=== Given entries ===

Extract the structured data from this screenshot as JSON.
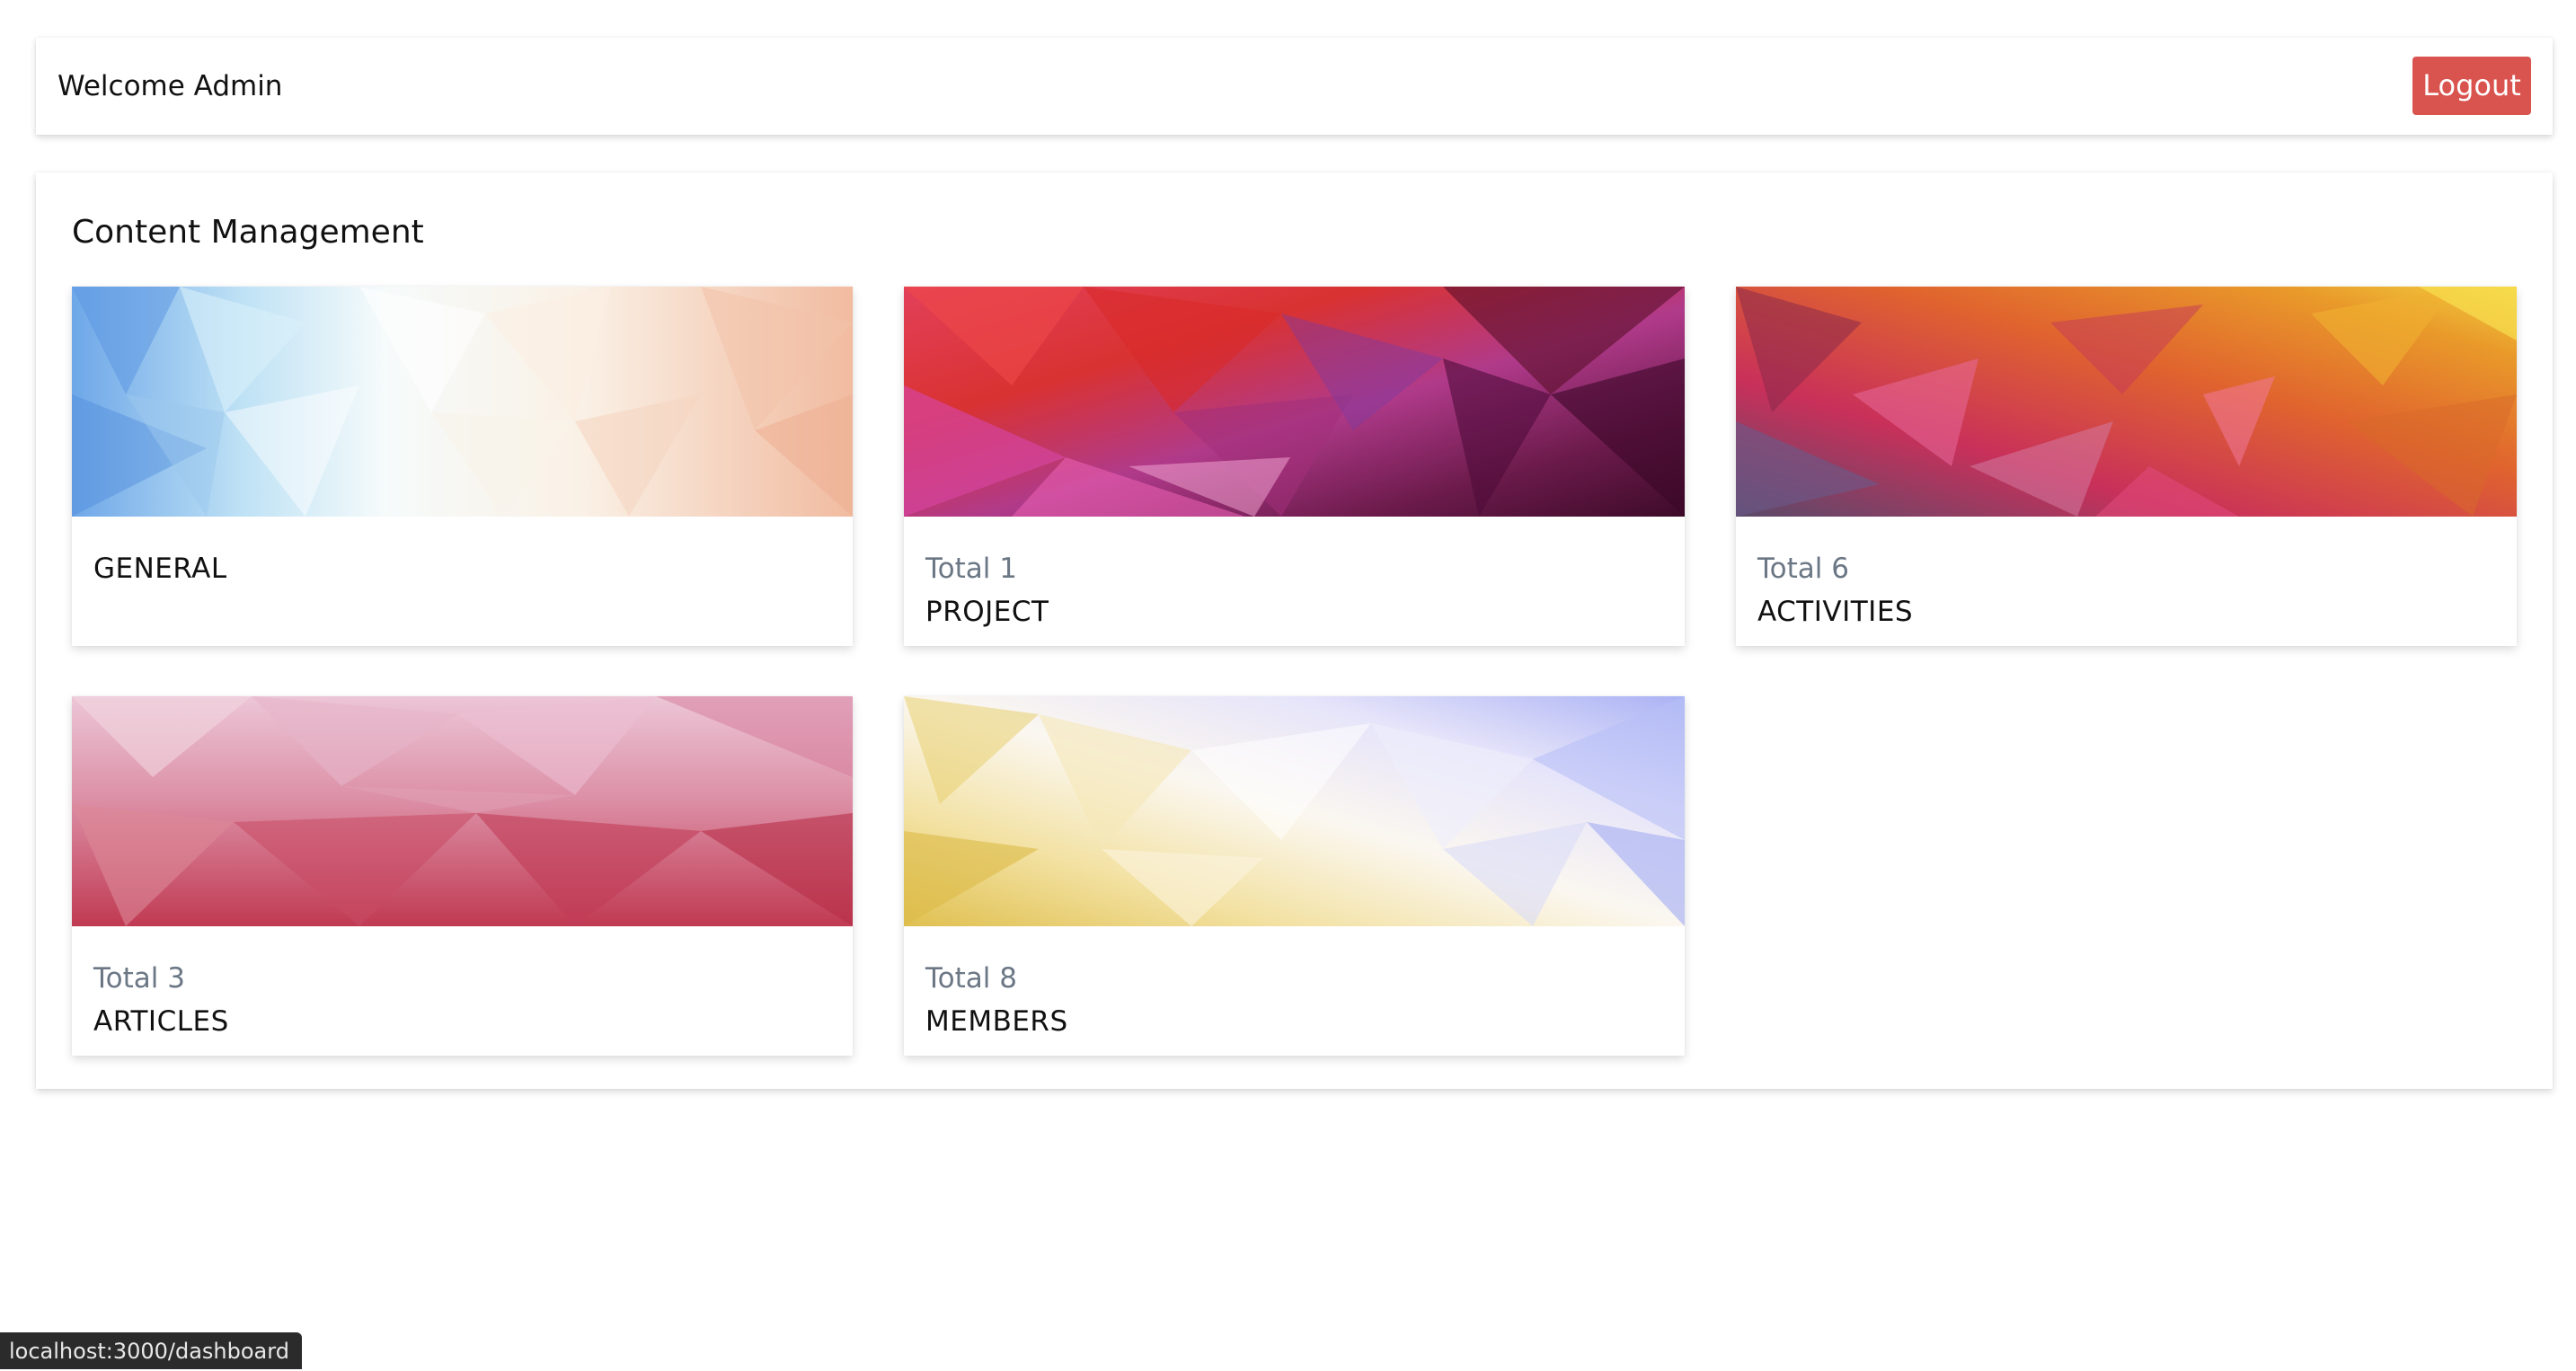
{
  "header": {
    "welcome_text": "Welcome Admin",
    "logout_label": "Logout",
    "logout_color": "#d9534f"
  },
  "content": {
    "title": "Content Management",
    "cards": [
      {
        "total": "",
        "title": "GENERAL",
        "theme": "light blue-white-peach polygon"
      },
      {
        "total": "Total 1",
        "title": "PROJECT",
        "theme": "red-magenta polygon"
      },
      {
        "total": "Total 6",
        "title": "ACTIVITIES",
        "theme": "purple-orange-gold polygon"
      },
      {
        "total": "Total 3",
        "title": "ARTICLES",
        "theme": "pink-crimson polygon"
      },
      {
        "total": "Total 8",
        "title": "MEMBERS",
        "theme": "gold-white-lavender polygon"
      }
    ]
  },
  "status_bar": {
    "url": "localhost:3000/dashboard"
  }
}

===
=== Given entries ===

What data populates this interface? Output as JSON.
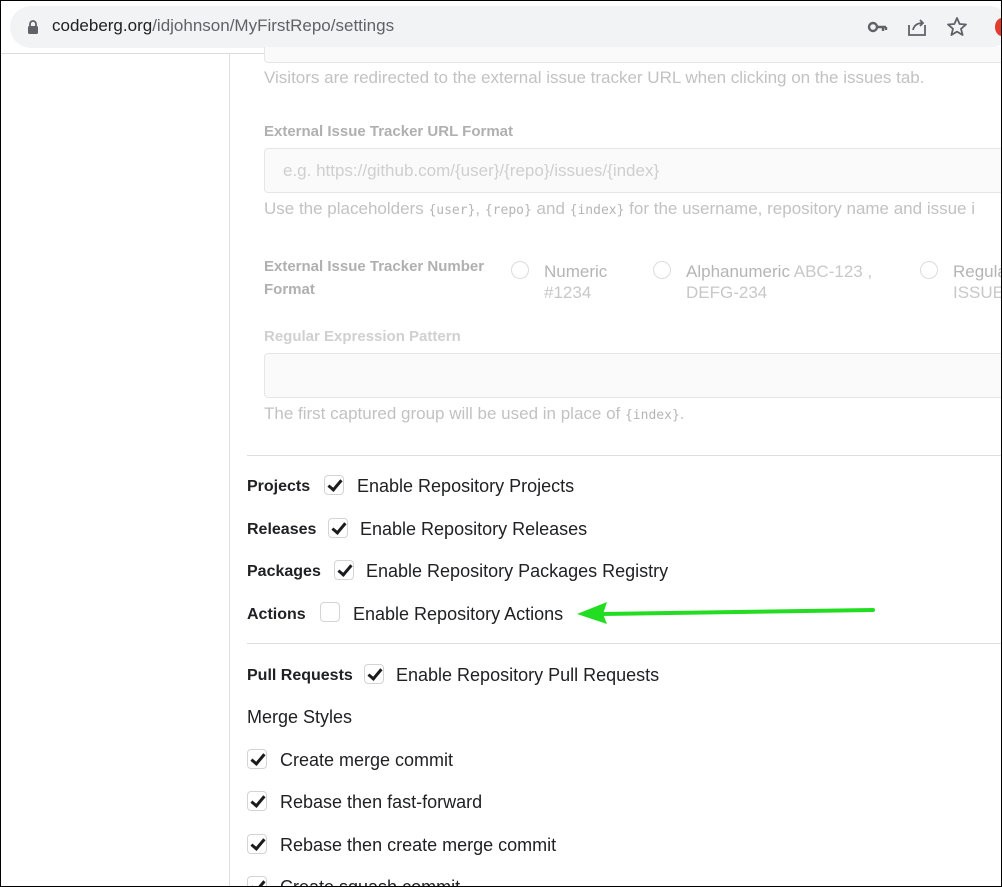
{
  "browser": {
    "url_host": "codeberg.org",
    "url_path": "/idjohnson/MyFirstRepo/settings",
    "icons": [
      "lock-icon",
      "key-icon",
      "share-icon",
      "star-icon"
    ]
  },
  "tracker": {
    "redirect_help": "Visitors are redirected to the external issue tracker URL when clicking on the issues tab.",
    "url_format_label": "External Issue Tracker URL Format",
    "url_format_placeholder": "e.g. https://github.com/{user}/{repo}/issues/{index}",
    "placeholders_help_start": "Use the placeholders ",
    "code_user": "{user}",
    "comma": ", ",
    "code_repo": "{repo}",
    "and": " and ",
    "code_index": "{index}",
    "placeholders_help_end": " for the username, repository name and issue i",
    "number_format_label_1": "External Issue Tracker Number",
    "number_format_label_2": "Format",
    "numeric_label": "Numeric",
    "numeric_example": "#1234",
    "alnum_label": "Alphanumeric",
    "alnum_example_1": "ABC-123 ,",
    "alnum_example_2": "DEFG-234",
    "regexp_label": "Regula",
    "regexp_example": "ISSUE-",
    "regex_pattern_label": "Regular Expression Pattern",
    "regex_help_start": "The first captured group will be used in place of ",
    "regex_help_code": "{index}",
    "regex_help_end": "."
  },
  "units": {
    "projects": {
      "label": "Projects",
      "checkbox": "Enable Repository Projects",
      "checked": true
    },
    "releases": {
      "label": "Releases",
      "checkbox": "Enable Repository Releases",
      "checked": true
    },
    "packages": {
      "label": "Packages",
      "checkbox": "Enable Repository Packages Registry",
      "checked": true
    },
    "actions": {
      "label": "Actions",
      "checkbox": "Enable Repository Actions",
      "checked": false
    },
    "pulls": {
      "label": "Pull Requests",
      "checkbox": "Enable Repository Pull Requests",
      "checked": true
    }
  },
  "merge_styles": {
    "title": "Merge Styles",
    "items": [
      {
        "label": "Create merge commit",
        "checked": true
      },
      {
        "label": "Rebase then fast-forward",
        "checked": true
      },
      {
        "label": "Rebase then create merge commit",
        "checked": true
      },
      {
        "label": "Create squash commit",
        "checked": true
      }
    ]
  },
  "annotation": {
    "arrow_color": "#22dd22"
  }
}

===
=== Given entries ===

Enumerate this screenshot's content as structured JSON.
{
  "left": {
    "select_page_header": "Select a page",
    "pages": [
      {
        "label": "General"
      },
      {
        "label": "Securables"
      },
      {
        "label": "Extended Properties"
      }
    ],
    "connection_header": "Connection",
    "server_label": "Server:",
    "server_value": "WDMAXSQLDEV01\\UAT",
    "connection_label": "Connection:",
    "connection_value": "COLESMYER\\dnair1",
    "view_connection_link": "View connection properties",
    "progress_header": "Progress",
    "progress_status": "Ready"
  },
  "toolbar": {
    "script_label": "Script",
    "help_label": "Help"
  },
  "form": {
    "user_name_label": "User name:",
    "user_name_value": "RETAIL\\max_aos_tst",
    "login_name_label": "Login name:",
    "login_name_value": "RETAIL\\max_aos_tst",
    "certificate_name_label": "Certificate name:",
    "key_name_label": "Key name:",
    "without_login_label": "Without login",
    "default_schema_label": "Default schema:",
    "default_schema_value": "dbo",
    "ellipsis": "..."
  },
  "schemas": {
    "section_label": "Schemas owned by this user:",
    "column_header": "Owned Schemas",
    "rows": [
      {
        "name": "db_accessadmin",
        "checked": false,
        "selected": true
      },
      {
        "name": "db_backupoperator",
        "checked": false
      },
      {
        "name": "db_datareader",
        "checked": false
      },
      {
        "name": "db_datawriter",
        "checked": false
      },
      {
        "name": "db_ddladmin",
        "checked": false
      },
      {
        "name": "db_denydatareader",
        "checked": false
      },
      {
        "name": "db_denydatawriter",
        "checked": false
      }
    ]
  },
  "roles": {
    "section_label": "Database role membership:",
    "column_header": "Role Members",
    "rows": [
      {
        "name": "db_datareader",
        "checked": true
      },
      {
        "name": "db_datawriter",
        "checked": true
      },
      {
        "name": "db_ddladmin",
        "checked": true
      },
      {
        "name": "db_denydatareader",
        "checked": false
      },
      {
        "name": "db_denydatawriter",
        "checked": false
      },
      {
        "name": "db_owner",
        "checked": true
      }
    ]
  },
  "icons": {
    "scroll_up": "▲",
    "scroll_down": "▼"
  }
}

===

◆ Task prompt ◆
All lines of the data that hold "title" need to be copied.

◆ The completed task ◆
    "title": "Content Management",
        "title": "GENERAL",
        "title": "PROJECT",
        "title": "ACTIVITIES",
        "title": "ARTICLES",
        "title": "MEMBERS",
    "title": "Merge Styles",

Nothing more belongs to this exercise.